▶ Task brief:
State only how many lines below include the word "this".

▶ Dataset records:
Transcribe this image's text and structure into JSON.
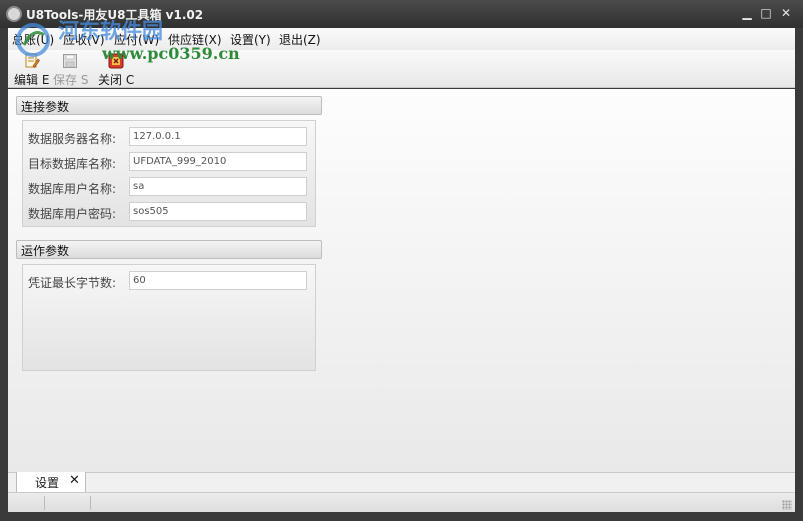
{
  "window": {
    "title": "U8Tools-用友U8工具箱 v1.02",
    "minimize_glyph": "▁",
    "maximize_glyph": "□",
    "close_glyph": "✕"
  },
  "watermark": {
    "brand": "河东软件园",
    "url": "www.pc0359.cn"
  },
  "menu": [
    "总账(U)",
    "应收(V)",
    "应付(W)",
    "供应链(X)",
    "设置(Y)",
    "退出(Z)"
  ],
  "toolbar": {
    "edit_label": "编辑 E",
    "save_label": "保存 S",
    "close_label": "关闭 C",
    "edit_icon": "edit-document-icon",
    "save_icon": "save-icon",
    "close_icon": "close-exit-icon"
  },
  "connection": {
    "title": "连接参数",
    "fields": [
      {
        "label": "数据服务器名称:",
        "value": "127.0.0.1"
      },
      {
        "label": "目标数据库名称:",
        "value": "UFDATA_999_2010"
      },
      {
        "label": "数据库用户名称:",
        "value": "sa"
      },
      {
        "label": "数据库用户密码:",
        "value": "sos505"
      }
    ]
  },
  "operation": {
    "title": "运作参数",
    "fields": [
      {
        "label": "凭证最长字节数:",
        "value": "60"
      }
    ]
  },
  "tabs": [
    {
      "label": "设置",
      "close_glyph": "✕"
    }
  ],
  "colors": {
    "titlebar": "#3a3a3a",
    "watermark_blue": "#468cdc",
    "watermark_green": "#2e8b3a"
  }
}
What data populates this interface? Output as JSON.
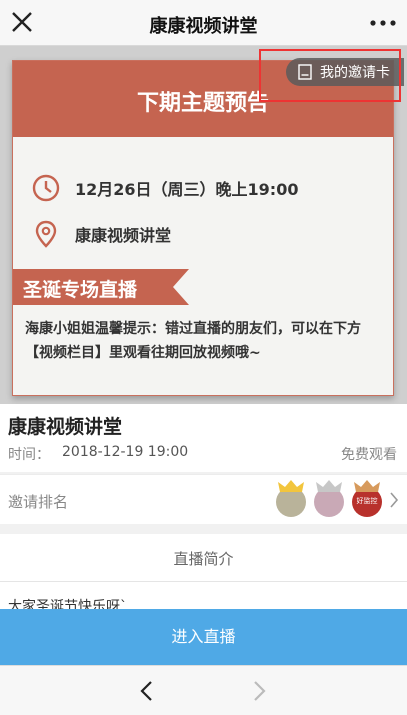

▶ Written answer:
2